PRICE RANGE: $$-$$$

SOCIAL IMPACT: Reusing vintage materials, often scrap pieces of wood, and they don’t require any power – very green!

WHAT WE LIKE: They are so fun. I love the look of old gramophones but admittedly they aren’t very practical. Honestly, for years I saw the old horns come up at auction and thought, gee, I need to think of something to make with one of those, so I was pumped when I first saw these. Good for a party if you throw on someone’s playlist, and it looks a lot nicer on a shelf than most iphone docks.

4. Old School Swing or Jazz Night:
The Toronto Vintage Society

Toronto Vintage Society
THE source for vintage Toronto.

ABOUT: “A home for Toronto’s (GTA) events, photos, shops and shows that celebrate the vintage/retro lifestyle. We want to inspire you to feed this community and get out and meet others who love all things vintage/retro!”

PRICE RANGE: $-$$

SOCIAL IMPACT: Varies depending on event.

WHAT WE LIKE: Since events are always changing I’m just linking to the best place to hear about all vintage music events in the city – the Toronto Vintage Society. They post about concerts, swing dance nights, all sorts of things that would make a lovely gift or night out. You can support local artists and meet like-minded people.

5. A Walk Through Toronto’s Music History:
Friar’s Music Museum

ABOUT: “Toronto’s celebrated music history is now on permanent display in the free Friar’s Music Museum™, with curation rotated twice a year!”

PRICE RANGE: Free! Maybe grab a drink before or after?

SOCIAL IMPACT: This museum is helping preserve a small but important part of our art history. Admission is free but I’m sure donations are welcomed!

WHAT WE LIKE: I love local history and really specialized exhibits.
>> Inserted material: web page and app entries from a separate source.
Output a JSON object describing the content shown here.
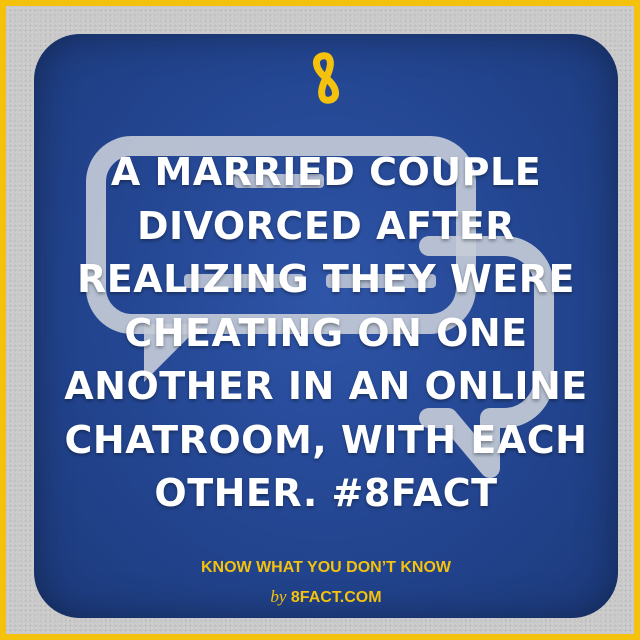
{
  "logo": {
    "icon": "8fact-logo-icon",
    "color": "#f4c20d"
  },
  "fact": {
    "lines": [
      "A MARRIED COUPLE",
      "DIVORCED AFTER",
      "REALIZING THEY WERE",
      "CHEATING ON ONE",
      "ANOTHER IN AN ONLINE",
      "CHATROOM, WITH EACH",
      "OTHER. #8FACT"
    ]
  },
  "footer": {
    "tagline": "KNOW WHAT YOU DON’T KNOW",
    "by": "by",
    "site": "8FACT.COM"
  },
  "colors": {
    "border": "#f4c20d",
    "panel": "#234590",
    "text": "#ffffff",
    "accent": "#f4c20d"
  }
}
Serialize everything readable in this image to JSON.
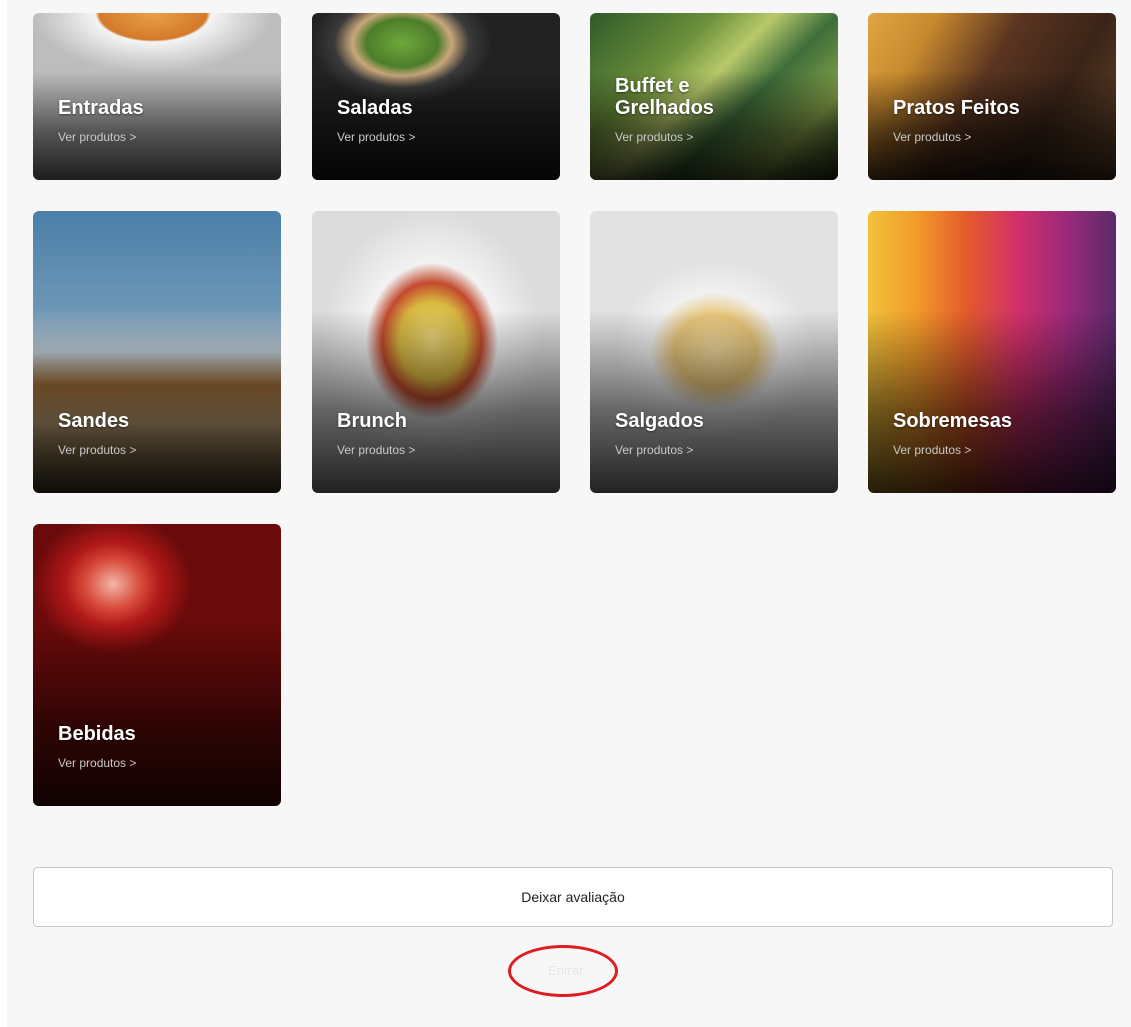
{
  "colors": {
    "page_bg": "#f7f7f7",
    "title_text": "#ffffff",
    "link_text": "#c9c9c9",
    "annotation_red": "#e01b22",
    "login_text": "#e6e6e6"
  },
  "categories": [
    {
      "title": "Entradas",
      "link": "Ver produtos >"
    },
    {
      "title": "Saladas",
      "link": "Ver produtos >"
    },
    {
      "title": "Buffet e Grelhados",
      "link": "Ver produtos >"
    },
    {
      "title": "Pratos Feitos",
      "link": "Ver produtos >"
    },
    {
      "title": "Sandes",
      "link": "Ver produtos >"
    },
    {
      "title": "Brunch",
      "link": "Ver produtos >"
    },
    {
      "title": "Salgados",
      "link": "Ver produtos >"
    },
    {
      "title": "Sobremesas",
      "link": "Ver produtos >"
    },
    {
      "title": "Bebidas",
      "link": "Ver produtos >"
    }
  ],
  "footer": {
    "review_label": "Deixar avaliação",
    "login_label": "Entrar"
  }
}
Toronto is often referred to in how it compares to other bigger cities, like NYC or Chicago, but we really do have a culture all our own and I think it’s important we all know that.

Have something you think should be added to our list?
Let us know in the comments.